Could you copy the records below exactly, keeping none of the images?

————————

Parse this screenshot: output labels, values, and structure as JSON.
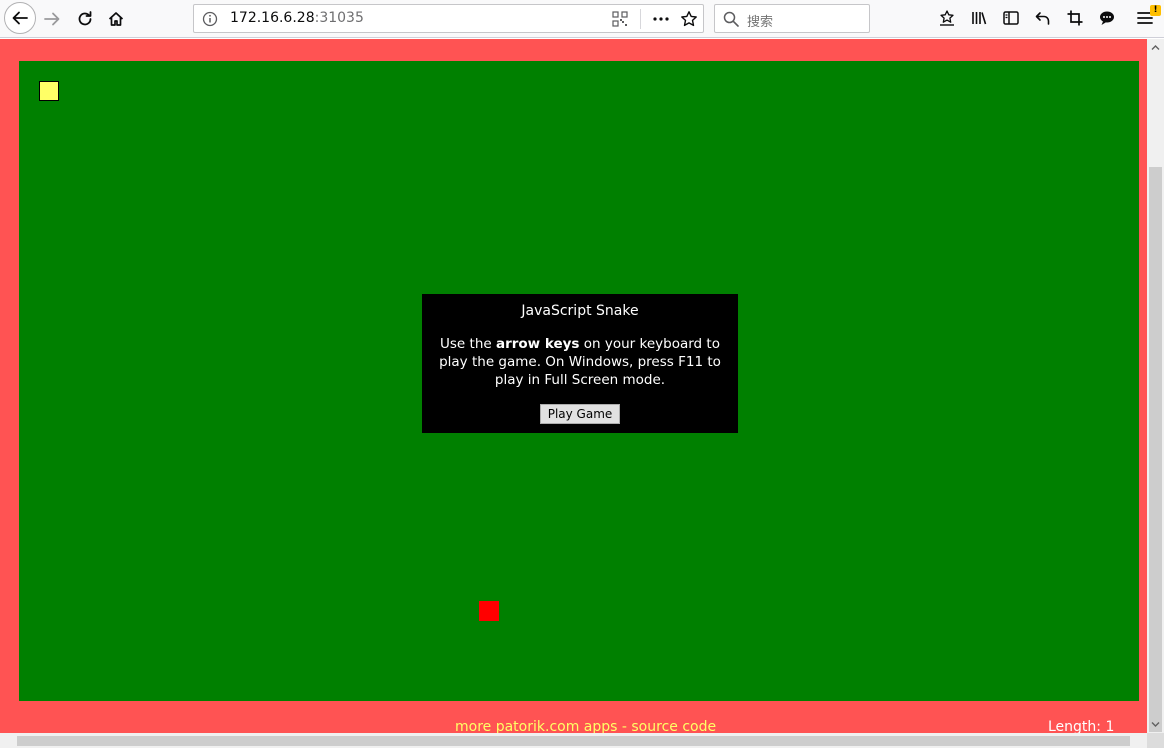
{
  "browser": {
    "url_host": "172.16.6.28",
    "url_port": ":31035",
    "search_placeholder": "搜索",
    "alert_badge": "!",
    "icons": {
      "back": "back-arrow-icon",
      "forward": "forward-arrow-icon",
      "reload": "reload-icon",
      "home": "home-icon",
      "info": "info-icon",
      "qr": "qr-code-icon",
      "page_actions": "more-dots-icon",
      "bookmark": "star-icon",
      "search": "search-icon",
      "pocket": "pocket-icon",
      "library": "library-icon",
      "sidebar": "sidebar-icon",
      "undo": "undo-icon",
      "screenshot": "crop-icon",
      "chat": "chat-bubble-icon",
      "menu": "hamburger-menu-icon"
    }
  },
  "game": {
    "board_color": "#008000",
    "page_bg_color": "#ff5353",
    "snake_color": "#ffff66",
    "food_color": "#ff0000",
    "dialog": {
      "title": "JavaScript Snake",
      "body_prefix": "Use the ",
      "body_bold": "arrow keys",
      "body_suffix": " on your keyboard to play the game. On Windows, press F11 to play in Full Screen mode.",
      "play_button": "Play Game"
    },
    "footer": {
      "apps_link": "more patorik.com apps",
      "separator": " - ",
      "source_link": "source code"
    },
    "length_label": "Length: 1"
  }
}
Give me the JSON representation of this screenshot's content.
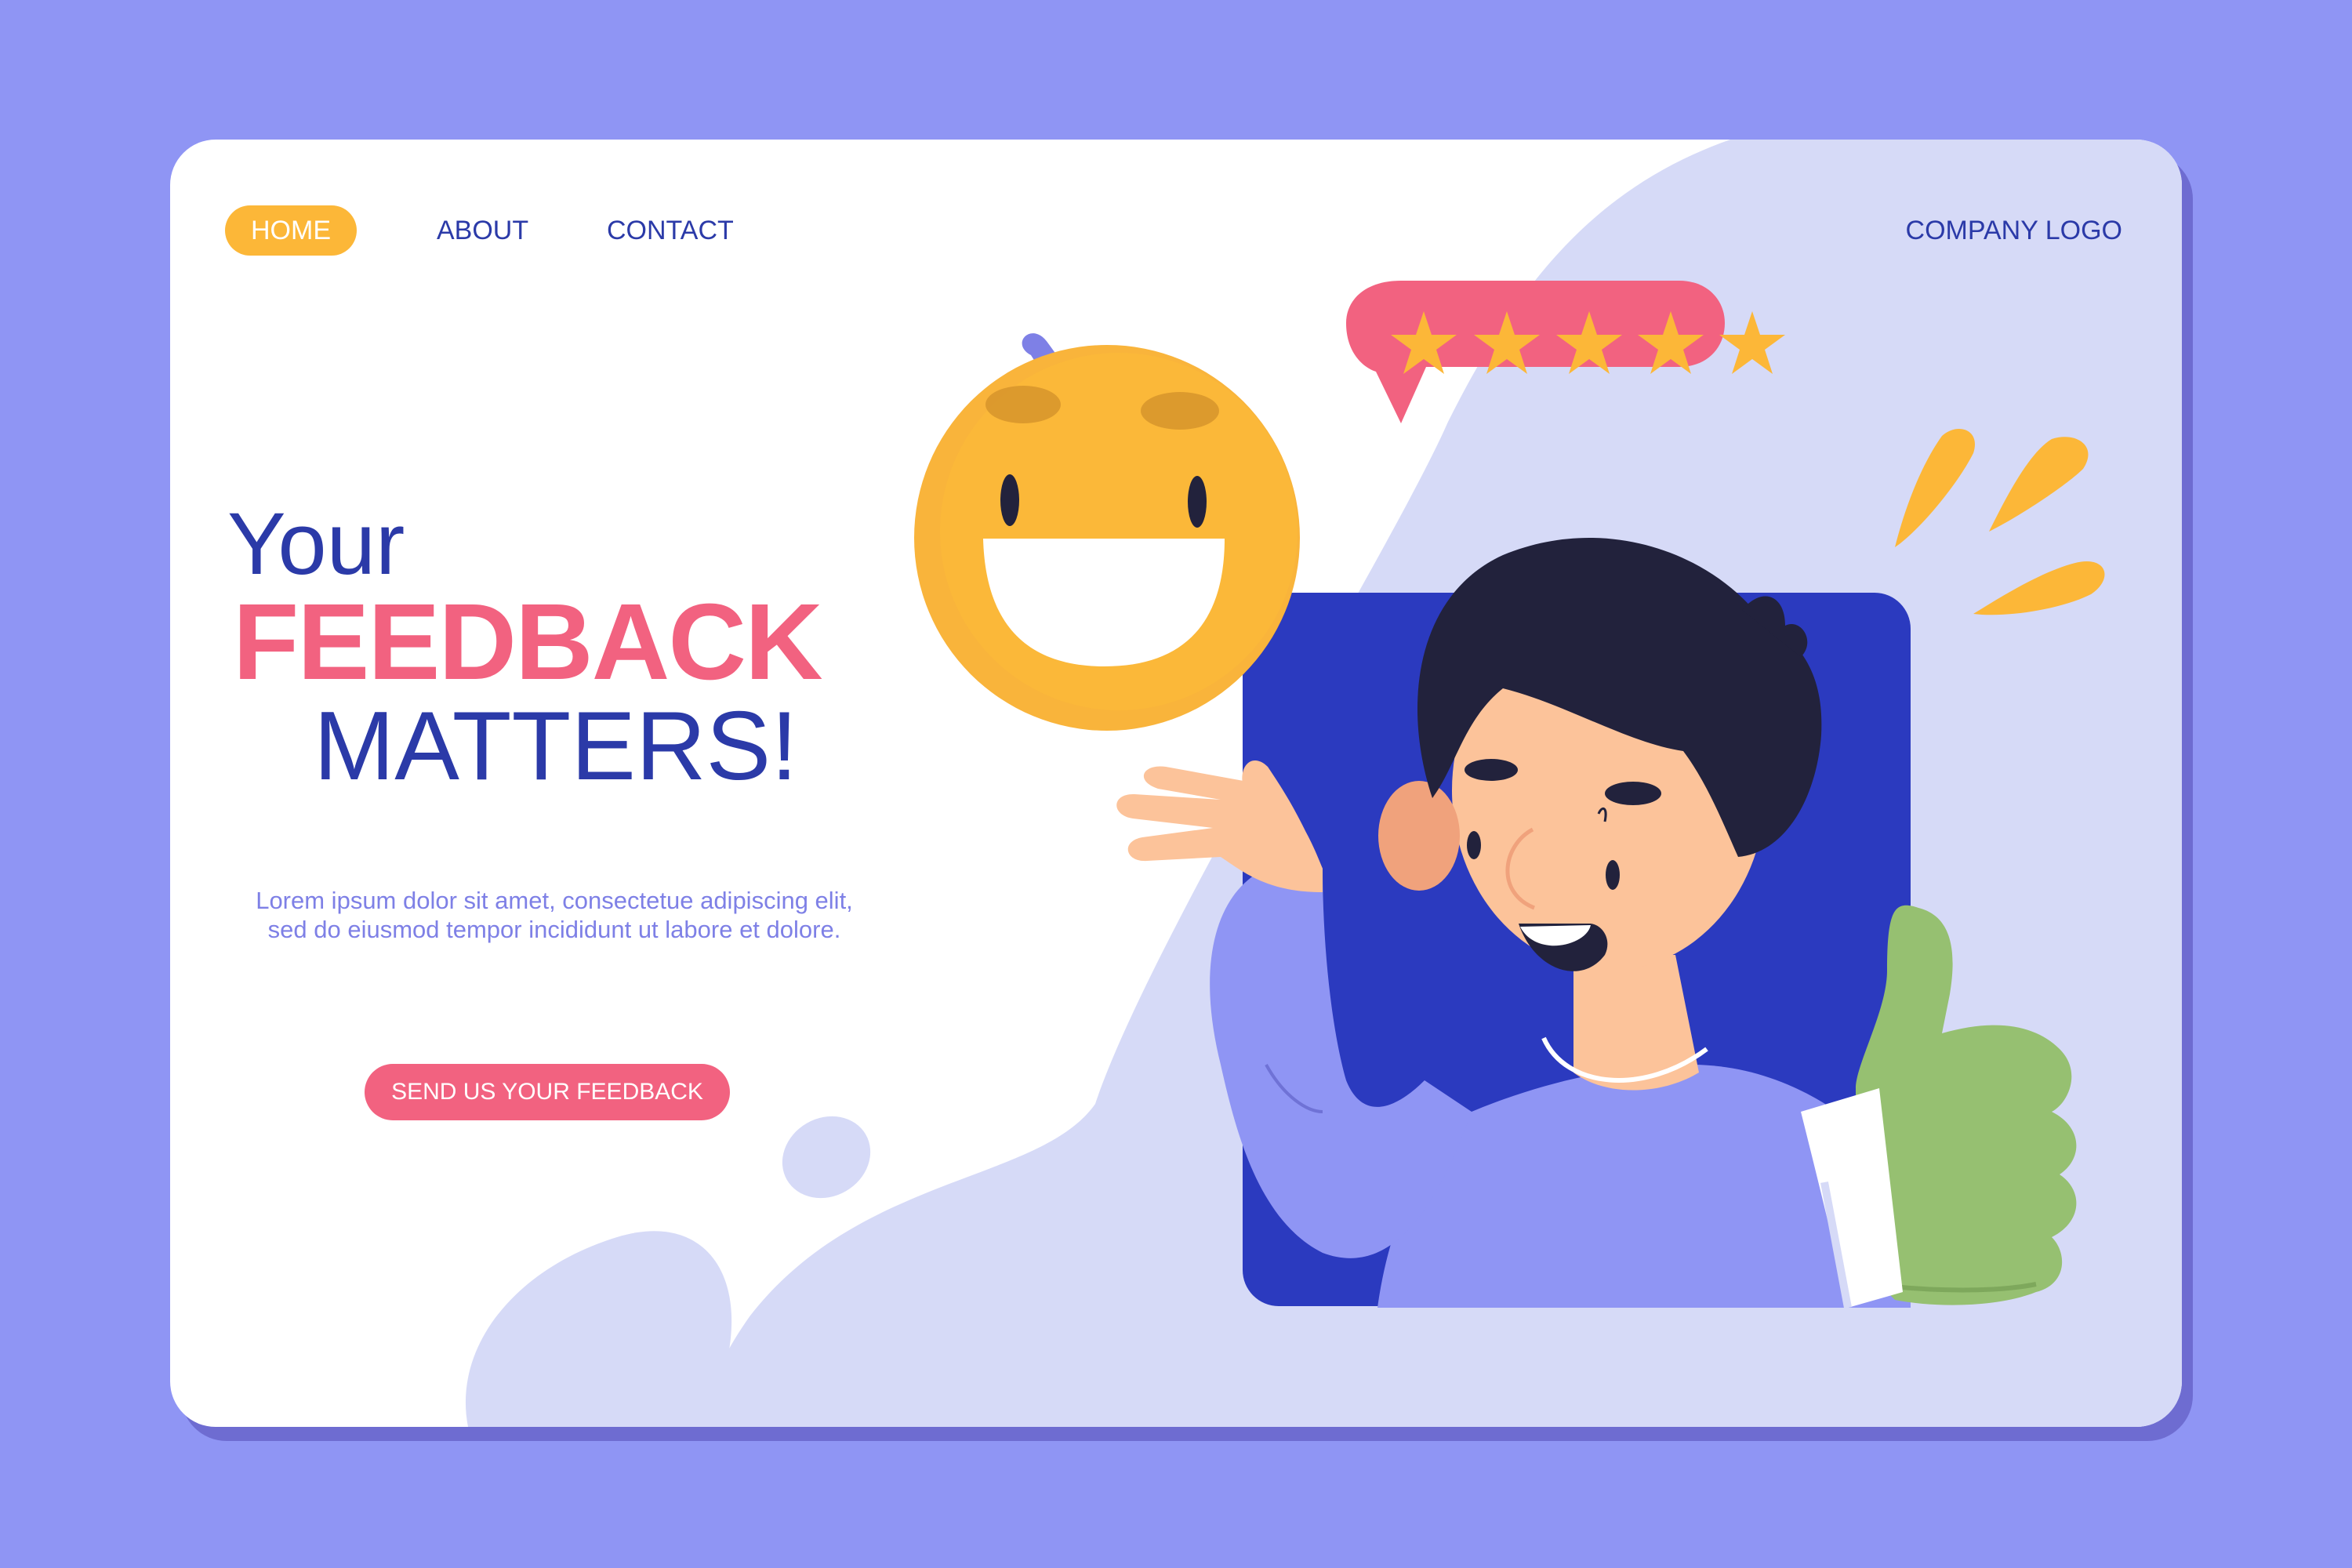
{
  "nav": {
    "home_label": "HOME",
    "about_label": "ABOUT",
    "contact_label": "CONTACT",
    "company_logo": "COMPANY LOGO"
  },
  "hero": {
    "title_line1": "Your",
    "title_line2": "FEEDBACK",
    "title_line3": "MATTERS!",
    "description": "Lorem ipsum dolor sit amet, consectetue adipiscing elit, sed do eiusmod tempor incididunt ut labore et dolore.",
    "cta_label": "SEND US YOUR FEEDBACK"
  },
  "rating": {
    "stars": 5,
    "max": 5
  },
  "colors": {
    "page_background": "#8f95f4",
    "card_background": "#ffffff",
    "accent_blue": "#2b3aa8",
    "accent_pink": "#f26280",
    "accent_yellow": "#fcb738",
    "lavender": "#d6daf7",
    "thumb_green": "#96c071"
  },
  "icons": [
    "smiley-emoji-icon",
    "star-icon",
    "thumbs-up-icon",
    "speech-bubble-icon"
  ]
}
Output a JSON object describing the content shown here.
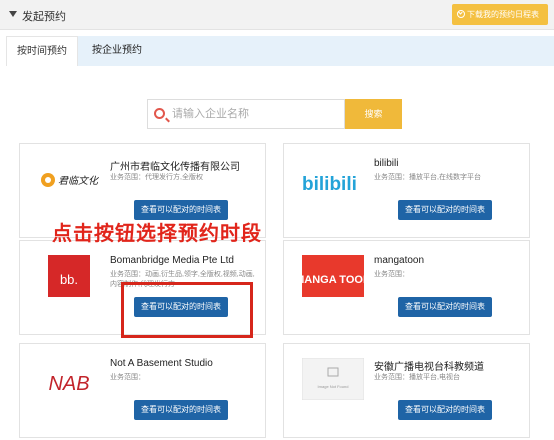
{
  "header": {
    "title": "发起预约",
    "download_label": "下载我的预约日程表"
  },
  "tabs": [
    {
      "label": "按时间预约",
      "active": false
    },
    {
      "label": "按企业预约",
      "active": true
    }
  ],
  "search": {
    "placeholder": "请输入企业名称",
    "button_label": "搜索"
  },
  "annotation": "点击按钮选择预约时段",
  "companies": [
    {
      "name": "广州市君临文化传播有限公司",
      "scope": "业务范围：代理发行方,全版权",
      "button": "查看可以配对的时间表",
      "logo_text": "君临文化"
    },
    {
      "name": "bilibili",
      "scope": "业务范围：播放平台,在线数字平台",
      "button": "查看可以配对的时间表",
      "logo_text": "bilibili"
    },
    {
      "name": "Bomanbridge Media Pte Ltd",
      "scope": "业务范围：动画,衍生品,领字,全版权,视频,动画,内容制作,代理发行方",
      "button": "查看可以配对的时间表",
      "logo_text": "bb."
    },
    {
      "name": "mangatoon",
      "scope": "业务范围：",
      "button": "查看可以配对的时间表",
      "logo_text": "MANGA TOON"
    },
    {
      "name": "Not A Basement Studio",
      "scope": "业务范围：",
      "button": "查看可以配对的时间表",
      "logo_text": "NAB"
    },
    {
      "name": "安徽广播电视台科教频道",
      "scope": "业务范围：播放平台,电视台",
      "button": "查看可以配对的时间表",
      "logo_text": "Image Not Found"
    }
  ],
  "colors": {
    "accent_yellow": "#f0b93a",
    "button_blue": "#1f64a6",
    "tab_bg": "#e6f1fa",
    "annotation_red": "#e1251b"
  }
}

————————

- THE ANSWER:
Parse this screenshot: output labels, values, and structure as JSON.
{
  "browser": {
    "url_host": "172.16.6.28",
    "url_port": ":31035",
    "search_placeholder": "搜索",
    "alert_badge": "!",
    "icons": {
      "back": "back-arrow-icon",
      "forward": "forward-arrow-icon",
      "reload": "reload-icon",
      "home": "home-icon",
      "info": "info-icon",
      "qr": "qr-code-icon",
      "page_actions": "more-dots-icon",
      "bookmark": "star-icon",
      "search": "search-icon",
      "pocket": "pocket-icon",
      "library": "library-icon",
      "sidebar": "sidebar-icon",
      "undo": "undo-icon",
      "screenshot": "crop-icon",
      "chat": "chat-bubble-icon",
      "menu": "hamburger-menu-icon"
    }
  },
  "game": {
    "board_color": "#008000",
    "page_bg_color": "#ff5353",
    "snake_color": "#ffff66",
    "food_color": "#ff0000",
    "dialog": {
      "title": "JavaScript Snake",
      "body_prefix": "Use the ",
      "body_bold": "arrow keys",
      "body_suffix": " on your keyboard to play the game. On Windows, press F11 to play in Full Screen mode.",
      "play_button": "Play Game"
    },
    "footer": {
      "apps_link": "more patorik.com apps",
      "separator": " - ",
      "source_link": "source code"
    },
    "length_label": "Length: 1"
  }
}
Give me the JSON representation of this screenshot's content.
{
  "nav": {
    "home_label": "HOME",
    "about_label": "ABOUT",
    "contact_label": "CONTACT",
    "company_logo": "COMPANY LOGO"
  },
  "hero": {
    "title_line1": "Your",
    "title_line2": "FEEDBACK",
    "title_line3": "MATTERS!",
    "description": "Lorem ipsum dolor sit amet, consectetue adipiscing elit, sed do eiusmod tempor incididunt ut labore et dolore.",
    "cta_label": "SEND US YOUR FEEDBACK"
  },
  "rating": {
    "stars": 5,
    "max": 5
  },
  "colors": {
    "page_background": "#8f95f4",
    "card_background": "#ffffff",
    "accent_blue": "#2b3aa8",
    "accent_pink": "#f26280",
    "accent_yellow": "#fcb738",
    "lavender": "#d6daf7",
    "thumb_green": "#96c071"
  },
  "icons": [
    "smiley-emoji-icon",
    "star-icon",
    "thumbs-up-icon",
    "speech-bubble-icon"
  ]
}
Output a JSON object describing the content shown here.
{
  "header": {
    "title": "发起预约",
    "download_label": "下载我的预约日程表"
  },
  "tabs": [
    {
      "label": "按时间预约",
      "active": false
    },
    {
      "label": "按企业预约",
      "active": true
    }
  ],
  "search": {
    "placeholder": "请输入企业名称",
    "button_label": "搜索"
  },
  "annotation": "点击按钮选择预约时段",
  "companies": [
    {
      "name": "广州市君临文化传播有限公司",
      "scope": "业务范围：代理发行方,全版权",
      "button": "查看可以配对的时间表",
      "logo_text": "君临文化"
    },
    {
      "name": "bilibili",
      "scope": "业务范围：播放平台,在线数字平台",
      "button": "查看可以配对的时间表",
      "logo_text": "bilibili"
    },
    {
      "name": "Bomanbridge Media Pte Ltd",
      "scope": "业务范围：动画,衍生品,领字,全版权,视频,动画,内容制作,代理发行方",
      "button": "查看可以配对的时间表",
      "logo_text": "bb."
    },
    {
      "name": "mangatoon",
      "scope": "业务范围：",
      "button": "查看可以配对的时间表",
      "logo_text": "MANGA TOON"
    },
    {
      "name": "Not A Basement Studio",
      "scope": "业务范围：",
      "button": "查看可以配对的时间表",
      "logo_text": "NAB"
    },
    {
      "name": "安徽广播电视台科教频道",
      "scope": "业务范围：播放平台,电视台",
      "button": "查看可以配对的时间表",
      "logo_text": "Image Not Found"
    }
  ],
  "colors": {
    "accent_yellow": "#f0b93a",
    "button_blue": "#1f64a6",
    "tab_bg": "#e6f1fa",
    "annotation_red": "#e1251b"
  }
}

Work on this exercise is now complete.